Website and app data records:
·····

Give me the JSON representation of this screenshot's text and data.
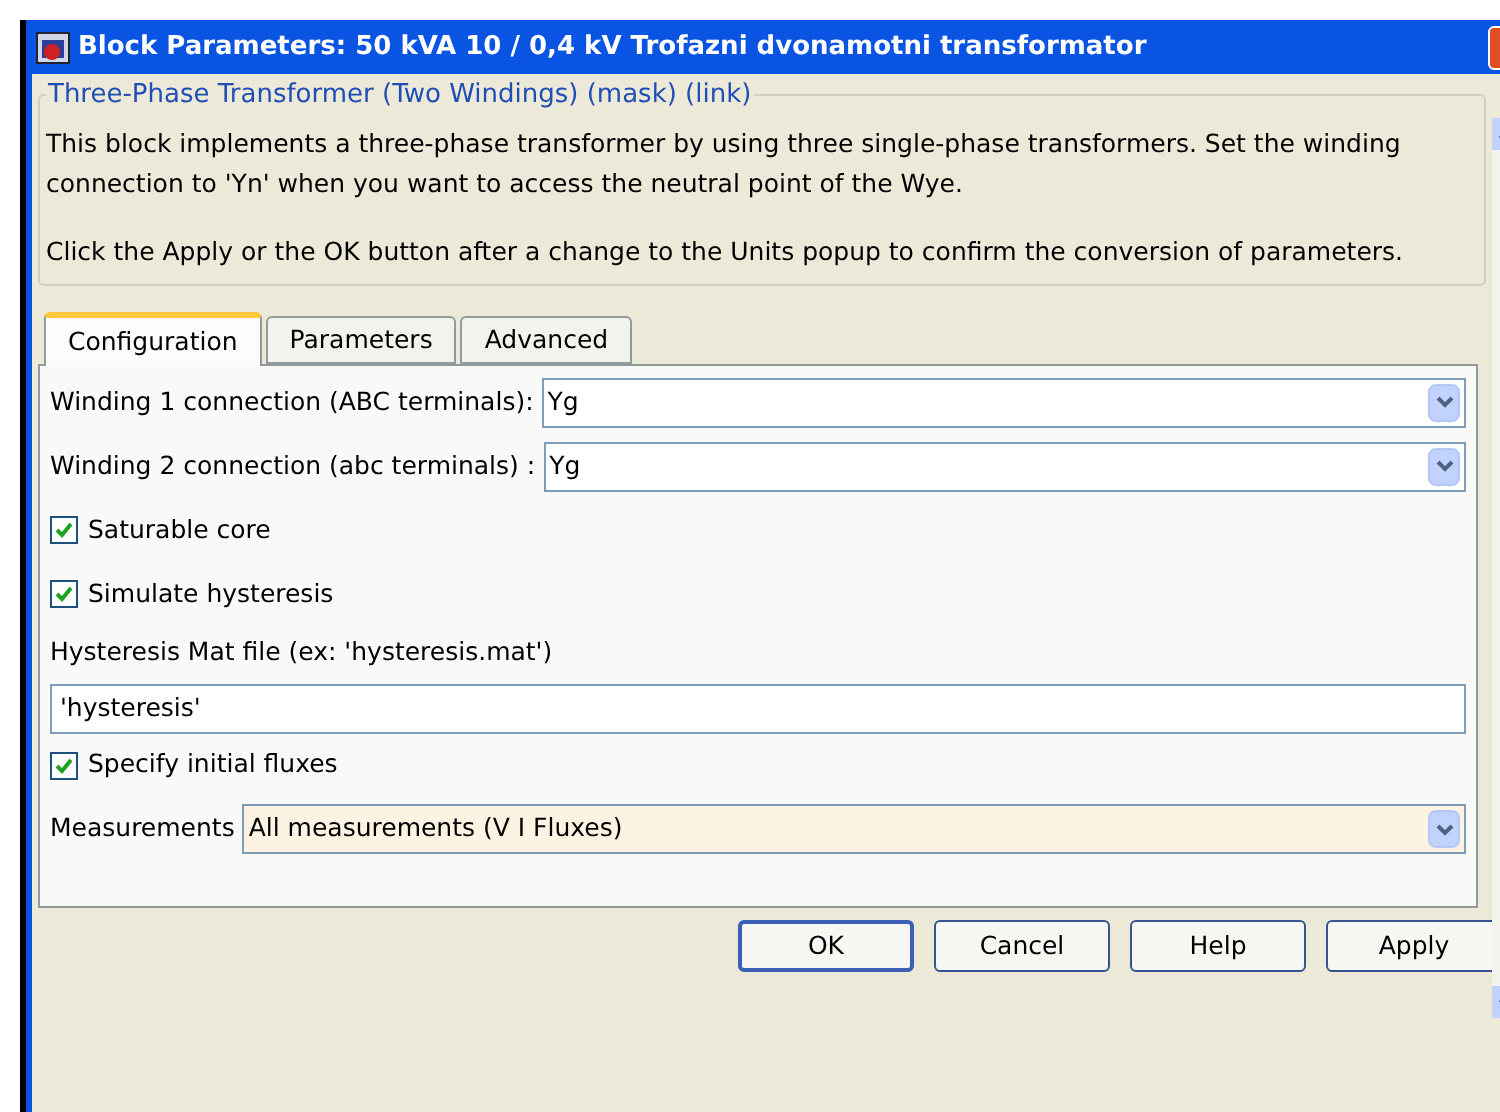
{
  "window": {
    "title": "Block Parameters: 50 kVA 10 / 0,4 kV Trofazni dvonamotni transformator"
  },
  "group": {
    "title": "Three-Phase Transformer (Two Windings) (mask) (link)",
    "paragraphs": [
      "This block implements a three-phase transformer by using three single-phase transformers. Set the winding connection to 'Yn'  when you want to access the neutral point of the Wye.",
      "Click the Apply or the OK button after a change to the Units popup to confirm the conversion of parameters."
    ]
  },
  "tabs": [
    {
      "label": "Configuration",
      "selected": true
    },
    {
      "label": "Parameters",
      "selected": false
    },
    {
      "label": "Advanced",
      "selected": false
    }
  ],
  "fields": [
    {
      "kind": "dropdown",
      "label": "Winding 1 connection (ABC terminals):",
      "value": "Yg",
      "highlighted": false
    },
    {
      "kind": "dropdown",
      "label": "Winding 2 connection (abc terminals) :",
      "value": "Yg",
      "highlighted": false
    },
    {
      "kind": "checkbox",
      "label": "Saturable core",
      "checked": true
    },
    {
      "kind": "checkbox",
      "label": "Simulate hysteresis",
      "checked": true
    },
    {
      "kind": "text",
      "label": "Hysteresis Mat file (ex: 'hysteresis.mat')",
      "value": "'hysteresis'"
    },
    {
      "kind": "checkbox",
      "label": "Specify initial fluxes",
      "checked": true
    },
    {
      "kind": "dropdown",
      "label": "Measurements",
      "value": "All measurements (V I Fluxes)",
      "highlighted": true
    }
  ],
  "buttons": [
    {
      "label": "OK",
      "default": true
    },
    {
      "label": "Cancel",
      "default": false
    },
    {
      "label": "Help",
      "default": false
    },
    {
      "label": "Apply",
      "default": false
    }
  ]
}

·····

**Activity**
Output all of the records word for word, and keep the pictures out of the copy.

**Solved exercise**
Give me the JSON representation of this screenshot's text and data.
{
  "window": {
    "title": "Block Parameters: 50 kVA 10 / 0,4 kV Trofazni dvonamotni transformator"
  },
  "group": {
    "title": "Three-Phase Transformer (Two Windings) (mask) (link)",
    "paragraphs": [
      "This block implements a three-phase transformer by using three single-phase transformers. Set the winding connection to 'Yn'  when you want to access the neutral point of the Wye.",
      "Click the Apply or the OK button after a change to the Units popup to confirm the conversion of parameters."
    ]
  },
  "tabs": [
    {
      "label": "Configuration",
      "selected": true
    },
    {
      "label": "Parameters",
      "selected": false
    },
    {
      "label": "Advanced",
      "selected": false
    }
  ],
  "fields": [
    {
      "kind": "dropdown",
      "label": "Winding 1 connection (ABC terminals):",
      "value": "Yg",
      "highlighted": false
    },
    {
      "kind": "dropdown",
      "label": "Winding 2 connection (abc terminals) :",
      "value": "Yg",
      "highlighted": false
    },
    {
      "kind": "checkbox",
      "label": "Saturable core",
      "checked": true
    },
    {
      "kind": "checkbox",
      "label": "Simulate hysteresis",
      "checked": true
    },
    {
      "kind": "text",
      "label": "Hysteresis Mat file (ex: 'hysteresis.mat')",
      "value": "'hysteresis'"
    },
    {
      "kind": "checkbox",
      "label": "Specify initial fluxes",
      "checked": true
    },
    {
      "kind": "dropdown",
      "label": "Measurements",
      "value": "All measurements (V I Fluxes)",
      "highlighted": true
    }
  ],
  "buttons": [
    {
      "label": "OK",
      "default": true
    },
    {
      "label": "Cancel",
      "default": false
    },
    {
      "label": "Help",
      "default": false
    },
    {
      "label": "Apply",
      "default": false
    }
  ]
}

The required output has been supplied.